** Opening DATA FOR THE TASK block **
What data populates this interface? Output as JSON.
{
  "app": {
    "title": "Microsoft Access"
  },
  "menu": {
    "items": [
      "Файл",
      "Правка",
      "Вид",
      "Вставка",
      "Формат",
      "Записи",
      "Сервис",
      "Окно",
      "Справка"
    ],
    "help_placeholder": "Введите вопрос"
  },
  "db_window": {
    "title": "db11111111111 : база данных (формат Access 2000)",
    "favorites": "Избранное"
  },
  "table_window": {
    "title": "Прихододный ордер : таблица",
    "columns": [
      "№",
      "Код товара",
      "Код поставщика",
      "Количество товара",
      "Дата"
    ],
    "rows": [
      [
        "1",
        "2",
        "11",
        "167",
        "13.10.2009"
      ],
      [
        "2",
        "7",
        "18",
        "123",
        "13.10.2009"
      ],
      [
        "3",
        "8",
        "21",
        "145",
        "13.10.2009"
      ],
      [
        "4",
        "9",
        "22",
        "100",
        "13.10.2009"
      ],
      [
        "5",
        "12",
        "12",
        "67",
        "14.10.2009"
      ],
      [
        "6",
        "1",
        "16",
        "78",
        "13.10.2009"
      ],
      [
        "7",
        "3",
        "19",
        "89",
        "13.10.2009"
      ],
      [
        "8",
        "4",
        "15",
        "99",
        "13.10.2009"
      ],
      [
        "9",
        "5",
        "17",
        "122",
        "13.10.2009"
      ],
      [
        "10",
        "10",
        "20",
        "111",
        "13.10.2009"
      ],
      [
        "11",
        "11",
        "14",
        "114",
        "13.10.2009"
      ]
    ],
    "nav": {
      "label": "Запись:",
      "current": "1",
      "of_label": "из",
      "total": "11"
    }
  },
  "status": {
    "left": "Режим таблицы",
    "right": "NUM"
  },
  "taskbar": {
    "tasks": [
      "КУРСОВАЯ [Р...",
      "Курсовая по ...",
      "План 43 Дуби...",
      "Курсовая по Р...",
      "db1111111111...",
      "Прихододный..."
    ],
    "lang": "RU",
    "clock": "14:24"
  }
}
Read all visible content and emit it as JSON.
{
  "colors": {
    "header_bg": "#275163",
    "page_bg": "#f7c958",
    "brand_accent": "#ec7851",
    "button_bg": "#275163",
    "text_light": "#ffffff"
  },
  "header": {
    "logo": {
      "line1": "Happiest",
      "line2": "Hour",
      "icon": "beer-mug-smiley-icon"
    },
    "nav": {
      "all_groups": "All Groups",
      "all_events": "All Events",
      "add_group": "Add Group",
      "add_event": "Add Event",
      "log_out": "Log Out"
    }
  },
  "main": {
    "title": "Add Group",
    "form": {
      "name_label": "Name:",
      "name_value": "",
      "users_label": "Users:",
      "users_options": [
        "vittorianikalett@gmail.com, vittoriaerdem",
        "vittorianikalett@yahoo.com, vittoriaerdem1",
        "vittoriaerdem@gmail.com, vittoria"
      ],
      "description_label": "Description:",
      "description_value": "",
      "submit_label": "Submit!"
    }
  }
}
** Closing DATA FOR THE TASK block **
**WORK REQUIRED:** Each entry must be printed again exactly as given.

**ANSWER SPACE:**
What data populates this interface? Output as JSON.
{
  "app": {
    "title": "Microsoft Access"
  },
  "menu": {
    "items": [
      "Файл",
      "Правка",
      "Вид",
      "Вставка",
      "Формат",
      "Записи",
      "Сервис",
      "Окно",
      "Справка"
    ],
    "help_placeholder": "Введите вопрос"
  },
  "db_window": {
    "title": "db11111111111 : база данных (формат Access 2000)",
    "favorites": "Избранное"
  },
  "table_window": {
    "title": "Прихододный ордер : таблица",
    "columns": [
      "№",
      "Код товара",
      "Код поставщика",
      "Количество товара",
      "Дата"
    ],
    "rows": [
      [
        "1",
        "2",
        "11",
        "167",
        "13.10.2009"
      ],
      [
        "2",
        "7",
        "18",
        "123",
        "13.10.2009"
      ],
      [
        "3",
        "8",
        "21",
        "145",
        "13.10.2009"
      ],
      [
        "4",
        "9",
        "22",
        "100",
        "13.10.2009"
      ],
      [
        "5",
        "12",
        "12",
        "67",
        "14.10.2009"
      ],
      [
        "6",
        "1",
        "16",
        "78",
        "13.10.2009"
      ],
      [
        "7",
        "3",
        "19",
        "89",
        "13.10.2009"
      ],
      [
        "8",
        "4",
        "15",
        "99",
        "13.10.2009"
      ],
      [
        "9",
        "5",
        "17",
        "122",
        "13.10.2009"
      ],
      [
        "10",
        "10",
        "20",
        "111",
        "13.10.2009"
      ],
      [
        "11",
        "11",
        "14",
        "114",
        "13.10.2009"
      ]
    ],
    "nav": {
      "label": "Запись:",
      "current": "1",
      "of_label": "из",
      "total": "11"
    }
  },
  "status": {
    "left": "Режим таблицы",
    "right": "NUM"
  },
  "taskbar": {
    "tasks": [
      "КУРСОВАЯ [Р...",
      "Курсовая по ...",
      "План 43 Дуби...",
      "Курсовая по Р...",
      "db1111111111...",
      "Прихододный..."
    ],
    "lang": "RU",
    "clock": "14:24"
  }
}
Read all visible content and emit it as JSON.
{
  "colors": {
    "header_bg": "#275163",
    "page_bg": "#f7c958",
    "brand_accent": "#ec7851",
    "button_bg": "#275163",
    "text_light": "#ffffff"
  },
  "header": {
    "logo": {
      "line1": "Happiest",
      "line2": "Hour",
      "icon": "beer-mug-smiley-icon"
    },
    "nav": {
      "all_groups": "All Groups",
      "all_events": "All Events",
      "add_group": "Add Group",
      "add_event": "Add Event",
      "log_out": "Log Out"
    }
  },
  "main": {
    "title": "Add Group",
    "form": {
      "name_label": "Name:",
      "name_value": "",
      "users_label": "Users:",
      "users_options": [
        "vittorianikalett@gmail.com, vittoriaerdem",
        "vittorianikalett@yahoo.com, vittoriaerdem1",
        "vittoriaerdem@gmail.com, vittoria"
      ],
      "description_label": "Description:",
      "description_value": "",
      "submit_label": "Submit!"
    }
  }
}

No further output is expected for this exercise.